Restrepo (Virgil) – Journalist Sebastian Junger and cameraman Tim Hetherington imbed themselves in an American platoon stationed near the Pakistan border of Afghanistan and survey their life during a 15-month deployment. This documentary eschews politics for a portrait of men in war in the modern combat theater, where the tedium is interrupted by sudden attacks from a guerrilla enemy, and the focus is on the soldiers, mostly young American men thrust into alien world where diplomacy with the suspicious local villagers is as central for survival as combat skills. Winner of the Grand Jury Prize for Best Documentary at the 2010 Sundance Film Festival. Features deleted scenes, extended interviews with the soldiers, the creative short “Sleeping Soldiers, updates on the soldiers seen in the film and PSAs.
I also review Stéphane Brizé’s Mademoiselle Chambon (Kino) and the indie SF thriller Hunter Prey (Maya) for MSN, and I reviewed America Lost And Found: The BBS Story (Criterion), which debuts on DVD this week, on the blog last week when it hit Blu-ray.

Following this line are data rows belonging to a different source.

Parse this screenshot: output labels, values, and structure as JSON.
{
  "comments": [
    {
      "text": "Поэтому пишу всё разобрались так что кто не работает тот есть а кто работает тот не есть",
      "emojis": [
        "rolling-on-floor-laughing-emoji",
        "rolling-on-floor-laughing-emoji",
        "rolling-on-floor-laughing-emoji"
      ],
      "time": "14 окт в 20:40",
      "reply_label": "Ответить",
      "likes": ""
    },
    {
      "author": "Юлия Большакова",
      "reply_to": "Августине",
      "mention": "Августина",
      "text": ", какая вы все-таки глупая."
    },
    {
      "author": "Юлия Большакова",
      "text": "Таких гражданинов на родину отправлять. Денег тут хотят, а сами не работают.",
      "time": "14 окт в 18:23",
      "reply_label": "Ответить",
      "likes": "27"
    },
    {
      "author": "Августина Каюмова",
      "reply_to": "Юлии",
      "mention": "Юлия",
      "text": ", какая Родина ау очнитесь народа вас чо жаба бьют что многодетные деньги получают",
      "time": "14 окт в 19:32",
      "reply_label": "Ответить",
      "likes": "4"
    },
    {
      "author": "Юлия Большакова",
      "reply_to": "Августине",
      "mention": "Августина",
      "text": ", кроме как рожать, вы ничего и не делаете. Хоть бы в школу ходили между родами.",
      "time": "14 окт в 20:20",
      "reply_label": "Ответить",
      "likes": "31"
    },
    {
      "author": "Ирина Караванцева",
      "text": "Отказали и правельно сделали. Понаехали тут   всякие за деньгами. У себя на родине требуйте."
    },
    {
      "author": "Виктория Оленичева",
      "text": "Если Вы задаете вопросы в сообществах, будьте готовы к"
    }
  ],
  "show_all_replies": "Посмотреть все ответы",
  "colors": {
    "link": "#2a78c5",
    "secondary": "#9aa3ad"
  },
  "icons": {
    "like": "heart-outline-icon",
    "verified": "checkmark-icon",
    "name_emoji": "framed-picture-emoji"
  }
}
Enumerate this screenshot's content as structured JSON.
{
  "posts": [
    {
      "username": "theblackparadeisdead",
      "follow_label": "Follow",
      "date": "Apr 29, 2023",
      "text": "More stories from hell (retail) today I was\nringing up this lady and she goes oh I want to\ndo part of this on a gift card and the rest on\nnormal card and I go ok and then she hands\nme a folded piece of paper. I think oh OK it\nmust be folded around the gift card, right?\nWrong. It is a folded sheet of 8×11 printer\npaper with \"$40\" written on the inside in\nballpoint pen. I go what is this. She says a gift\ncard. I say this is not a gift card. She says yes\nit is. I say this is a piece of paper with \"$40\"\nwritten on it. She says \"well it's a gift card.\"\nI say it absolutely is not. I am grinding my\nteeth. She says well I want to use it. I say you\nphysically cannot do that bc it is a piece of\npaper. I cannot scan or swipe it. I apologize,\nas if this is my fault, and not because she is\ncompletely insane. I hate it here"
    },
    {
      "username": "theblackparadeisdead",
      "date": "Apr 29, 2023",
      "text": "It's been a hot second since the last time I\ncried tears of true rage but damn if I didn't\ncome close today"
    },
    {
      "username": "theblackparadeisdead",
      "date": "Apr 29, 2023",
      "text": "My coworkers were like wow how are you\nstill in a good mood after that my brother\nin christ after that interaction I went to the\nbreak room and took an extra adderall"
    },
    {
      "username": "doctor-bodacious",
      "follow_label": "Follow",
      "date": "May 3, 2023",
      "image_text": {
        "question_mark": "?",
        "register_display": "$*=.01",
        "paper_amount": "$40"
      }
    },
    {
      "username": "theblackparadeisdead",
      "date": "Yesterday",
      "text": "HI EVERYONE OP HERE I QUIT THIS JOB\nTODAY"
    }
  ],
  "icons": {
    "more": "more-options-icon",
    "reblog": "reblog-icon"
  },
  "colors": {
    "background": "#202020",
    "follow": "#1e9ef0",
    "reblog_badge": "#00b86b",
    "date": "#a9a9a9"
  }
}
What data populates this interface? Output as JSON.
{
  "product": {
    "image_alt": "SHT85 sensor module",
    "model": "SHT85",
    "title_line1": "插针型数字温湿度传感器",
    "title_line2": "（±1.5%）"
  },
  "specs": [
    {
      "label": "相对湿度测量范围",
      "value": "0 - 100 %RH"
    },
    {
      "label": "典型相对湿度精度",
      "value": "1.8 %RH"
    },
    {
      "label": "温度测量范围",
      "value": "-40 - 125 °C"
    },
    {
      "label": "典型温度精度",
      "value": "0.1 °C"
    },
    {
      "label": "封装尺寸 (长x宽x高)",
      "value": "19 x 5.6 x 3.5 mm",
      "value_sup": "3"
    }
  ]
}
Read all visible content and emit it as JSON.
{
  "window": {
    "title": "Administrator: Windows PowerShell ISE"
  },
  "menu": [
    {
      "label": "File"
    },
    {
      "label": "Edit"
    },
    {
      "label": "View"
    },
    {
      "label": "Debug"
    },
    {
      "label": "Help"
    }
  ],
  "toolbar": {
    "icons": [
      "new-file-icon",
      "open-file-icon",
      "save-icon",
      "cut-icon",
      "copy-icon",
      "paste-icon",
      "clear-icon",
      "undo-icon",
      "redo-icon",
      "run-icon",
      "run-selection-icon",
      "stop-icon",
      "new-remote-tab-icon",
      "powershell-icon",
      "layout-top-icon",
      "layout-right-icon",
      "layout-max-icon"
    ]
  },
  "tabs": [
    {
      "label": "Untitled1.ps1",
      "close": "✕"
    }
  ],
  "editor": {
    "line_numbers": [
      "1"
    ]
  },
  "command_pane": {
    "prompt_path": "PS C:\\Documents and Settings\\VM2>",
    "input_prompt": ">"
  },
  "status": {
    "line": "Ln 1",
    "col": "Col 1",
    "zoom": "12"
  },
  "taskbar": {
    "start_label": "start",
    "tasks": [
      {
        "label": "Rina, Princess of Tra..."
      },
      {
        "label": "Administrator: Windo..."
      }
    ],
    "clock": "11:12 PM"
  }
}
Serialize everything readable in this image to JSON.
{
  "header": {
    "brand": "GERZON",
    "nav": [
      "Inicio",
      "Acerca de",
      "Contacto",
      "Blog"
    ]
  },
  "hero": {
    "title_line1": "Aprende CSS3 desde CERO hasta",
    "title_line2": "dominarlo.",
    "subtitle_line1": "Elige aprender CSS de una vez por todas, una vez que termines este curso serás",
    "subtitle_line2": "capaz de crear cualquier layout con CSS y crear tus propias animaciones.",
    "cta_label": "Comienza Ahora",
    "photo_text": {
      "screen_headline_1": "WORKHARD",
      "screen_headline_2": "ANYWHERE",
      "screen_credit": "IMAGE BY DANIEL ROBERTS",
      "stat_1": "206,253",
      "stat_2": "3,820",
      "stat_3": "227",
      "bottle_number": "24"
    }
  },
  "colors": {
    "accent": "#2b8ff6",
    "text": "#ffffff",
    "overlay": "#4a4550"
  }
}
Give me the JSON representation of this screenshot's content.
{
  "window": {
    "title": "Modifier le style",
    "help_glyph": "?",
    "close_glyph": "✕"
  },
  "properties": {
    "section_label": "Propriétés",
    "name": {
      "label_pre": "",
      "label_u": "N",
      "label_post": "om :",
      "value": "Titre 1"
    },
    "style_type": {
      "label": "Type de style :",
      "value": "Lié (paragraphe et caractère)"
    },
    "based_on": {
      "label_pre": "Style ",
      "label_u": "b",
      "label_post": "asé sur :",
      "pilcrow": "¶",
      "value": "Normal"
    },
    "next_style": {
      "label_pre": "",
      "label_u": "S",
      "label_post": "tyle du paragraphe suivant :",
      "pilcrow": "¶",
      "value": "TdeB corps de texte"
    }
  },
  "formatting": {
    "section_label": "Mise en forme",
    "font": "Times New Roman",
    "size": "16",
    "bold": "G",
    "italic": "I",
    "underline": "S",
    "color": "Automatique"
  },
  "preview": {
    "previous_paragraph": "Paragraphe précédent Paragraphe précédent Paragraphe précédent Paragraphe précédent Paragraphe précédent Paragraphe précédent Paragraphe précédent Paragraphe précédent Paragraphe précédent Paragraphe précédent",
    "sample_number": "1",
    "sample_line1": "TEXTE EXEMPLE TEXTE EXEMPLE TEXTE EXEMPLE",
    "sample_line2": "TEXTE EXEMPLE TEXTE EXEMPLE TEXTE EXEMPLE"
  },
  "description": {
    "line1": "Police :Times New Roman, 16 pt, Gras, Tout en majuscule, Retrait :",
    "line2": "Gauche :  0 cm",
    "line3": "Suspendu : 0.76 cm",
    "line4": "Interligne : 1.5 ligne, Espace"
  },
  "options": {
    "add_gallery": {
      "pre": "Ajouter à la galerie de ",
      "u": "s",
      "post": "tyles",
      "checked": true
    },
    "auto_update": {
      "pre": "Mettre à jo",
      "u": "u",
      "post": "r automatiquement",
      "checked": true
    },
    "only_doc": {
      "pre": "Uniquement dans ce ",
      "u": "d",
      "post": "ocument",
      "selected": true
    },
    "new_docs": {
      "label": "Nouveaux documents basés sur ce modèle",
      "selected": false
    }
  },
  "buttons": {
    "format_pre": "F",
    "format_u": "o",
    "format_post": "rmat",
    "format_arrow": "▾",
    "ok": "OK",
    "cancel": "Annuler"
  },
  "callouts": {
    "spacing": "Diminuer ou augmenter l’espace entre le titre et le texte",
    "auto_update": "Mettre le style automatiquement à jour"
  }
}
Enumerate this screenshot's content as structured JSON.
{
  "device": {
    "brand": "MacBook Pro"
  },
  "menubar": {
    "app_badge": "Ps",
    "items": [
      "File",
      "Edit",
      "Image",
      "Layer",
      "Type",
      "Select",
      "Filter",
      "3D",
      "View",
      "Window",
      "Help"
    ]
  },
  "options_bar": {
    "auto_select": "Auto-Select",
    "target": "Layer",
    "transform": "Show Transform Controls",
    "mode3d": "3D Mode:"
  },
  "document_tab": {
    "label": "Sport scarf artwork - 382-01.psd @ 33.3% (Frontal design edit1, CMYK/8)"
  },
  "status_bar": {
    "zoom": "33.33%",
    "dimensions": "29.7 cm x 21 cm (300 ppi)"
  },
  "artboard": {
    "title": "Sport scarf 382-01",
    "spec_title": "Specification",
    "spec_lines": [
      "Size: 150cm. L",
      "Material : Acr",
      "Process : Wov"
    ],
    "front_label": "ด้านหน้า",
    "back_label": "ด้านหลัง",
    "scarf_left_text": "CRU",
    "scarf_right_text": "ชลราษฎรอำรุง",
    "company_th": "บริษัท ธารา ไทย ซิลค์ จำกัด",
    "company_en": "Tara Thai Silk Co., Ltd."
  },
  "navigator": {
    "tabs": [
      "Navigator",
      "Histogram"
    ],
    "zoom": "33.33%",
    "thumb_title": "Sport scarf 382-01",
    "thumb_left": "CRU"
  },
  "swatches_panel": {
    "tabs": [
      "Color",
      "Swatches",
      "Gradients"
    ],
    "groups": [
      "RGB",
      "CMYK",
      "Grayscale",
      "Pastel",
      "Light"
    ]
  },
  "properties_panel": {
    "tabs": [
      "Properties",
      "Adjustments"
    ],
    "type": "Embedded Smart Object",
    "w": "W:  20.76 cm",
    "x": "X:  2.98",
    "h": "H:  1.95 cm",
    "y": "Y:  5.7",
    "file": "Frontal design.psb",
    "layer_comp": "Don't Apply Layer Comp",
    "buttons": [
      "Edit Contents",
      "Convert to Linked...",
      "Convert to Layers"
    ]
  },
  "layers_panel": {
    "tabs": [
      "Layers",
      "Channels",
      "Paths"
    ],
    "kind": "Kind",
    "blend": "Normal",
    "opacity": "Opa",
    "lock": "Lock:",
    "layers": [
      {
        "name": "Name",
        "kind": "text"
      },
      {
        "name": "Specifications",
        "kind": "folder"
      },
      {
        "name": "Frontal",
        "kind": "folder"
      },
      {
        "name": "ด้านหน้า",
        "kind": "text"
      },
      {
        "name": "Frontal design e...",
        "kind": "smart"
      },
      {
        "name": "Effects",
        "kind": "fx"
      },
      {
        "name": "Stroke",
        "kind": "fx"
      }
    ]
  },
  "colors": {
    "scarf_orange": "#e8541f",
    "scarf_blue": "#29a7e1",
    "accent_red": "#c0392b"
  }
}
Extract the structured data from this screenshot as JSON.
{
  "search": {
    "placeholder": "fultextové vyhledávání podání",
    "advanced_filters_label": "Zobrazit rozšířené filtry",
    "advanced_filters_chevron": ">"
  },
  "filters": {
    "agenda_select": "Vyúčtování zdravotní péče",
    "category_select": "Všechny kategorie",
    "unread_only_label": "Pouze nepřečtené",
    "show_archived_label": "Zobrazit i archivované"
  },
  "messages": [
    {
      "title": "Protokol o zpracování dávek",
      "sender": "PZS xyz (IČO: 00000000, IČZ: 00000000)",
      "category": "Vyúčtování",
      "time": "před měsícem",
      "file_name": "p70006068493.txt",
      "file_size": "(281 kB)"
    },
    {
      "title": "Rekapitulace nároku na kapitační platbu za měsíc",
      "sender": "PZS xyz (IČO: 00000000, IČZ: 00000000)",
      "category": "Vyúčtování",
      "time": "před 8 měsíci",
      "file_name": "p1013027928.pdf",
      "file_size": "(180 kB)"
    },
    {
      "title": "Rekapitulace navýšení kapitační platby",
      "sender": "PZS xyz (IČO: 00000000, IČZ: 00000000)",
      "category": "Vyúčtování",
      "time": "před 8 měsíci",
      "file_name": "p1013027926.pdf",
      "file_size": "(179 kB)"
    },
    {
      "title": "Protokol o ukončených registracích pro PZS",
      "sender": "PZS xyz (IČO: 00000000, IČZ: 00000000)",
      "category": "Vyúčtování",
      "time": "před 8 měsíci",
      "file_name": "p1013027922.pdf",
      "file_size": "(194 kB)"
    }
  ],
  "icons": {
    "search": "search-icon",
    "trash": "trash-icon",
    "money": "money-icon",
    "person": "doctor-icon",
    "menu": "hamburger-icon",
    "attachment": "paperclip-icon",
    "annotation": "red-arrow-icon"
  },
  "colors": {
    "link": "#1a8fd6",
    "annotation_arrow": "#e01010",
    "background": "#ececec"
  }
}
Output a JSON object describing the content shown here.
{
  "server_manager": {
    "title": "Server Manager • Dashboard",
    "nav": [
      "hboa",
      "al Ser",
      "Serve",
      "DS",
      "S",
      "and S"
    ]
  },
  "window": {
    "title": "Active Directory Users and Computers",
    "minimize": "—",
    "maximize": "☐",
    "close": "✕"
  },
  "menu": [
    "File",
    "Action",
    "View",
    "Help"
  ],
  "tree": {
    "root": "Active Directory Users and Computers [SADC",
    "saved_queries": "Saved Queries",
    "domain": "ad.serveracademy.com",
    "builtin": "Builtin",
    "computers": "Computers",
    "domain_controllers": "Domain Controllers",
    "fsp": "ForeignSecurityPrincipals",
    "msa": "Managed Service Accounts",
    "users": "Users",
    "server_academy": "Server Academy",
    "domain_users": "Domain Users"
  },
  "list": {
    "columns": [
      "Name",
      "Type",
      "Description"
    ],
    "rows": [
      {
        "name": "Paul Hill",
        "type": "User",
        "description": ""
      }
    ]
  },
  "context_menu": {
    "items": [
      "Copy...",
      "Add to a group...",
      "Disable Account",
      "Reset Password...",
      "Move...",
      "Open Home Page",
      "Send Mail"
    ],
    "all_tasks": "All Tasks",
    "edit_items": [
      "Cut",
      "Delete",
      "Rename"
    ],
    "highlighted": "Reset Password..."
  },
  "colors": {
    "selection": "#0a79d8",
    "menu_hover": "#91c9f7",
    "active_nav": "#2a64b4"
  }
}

Also new: Claudio Llosa’s The Milk Of Sorrow (Olive) from Peru, The Year of Getting to Know Us (E One) with Lucy Liu and Sharon Stone, Jaffa (Film Movement), the 1962 Escape From Zahrain (Olive) with Yul Brynner and Sal Mineo, and on the cult side is Disciples Of The 36th Chamber (Vivendi) with Gordon Liu and the giallo The Girl From Cortina (Mya).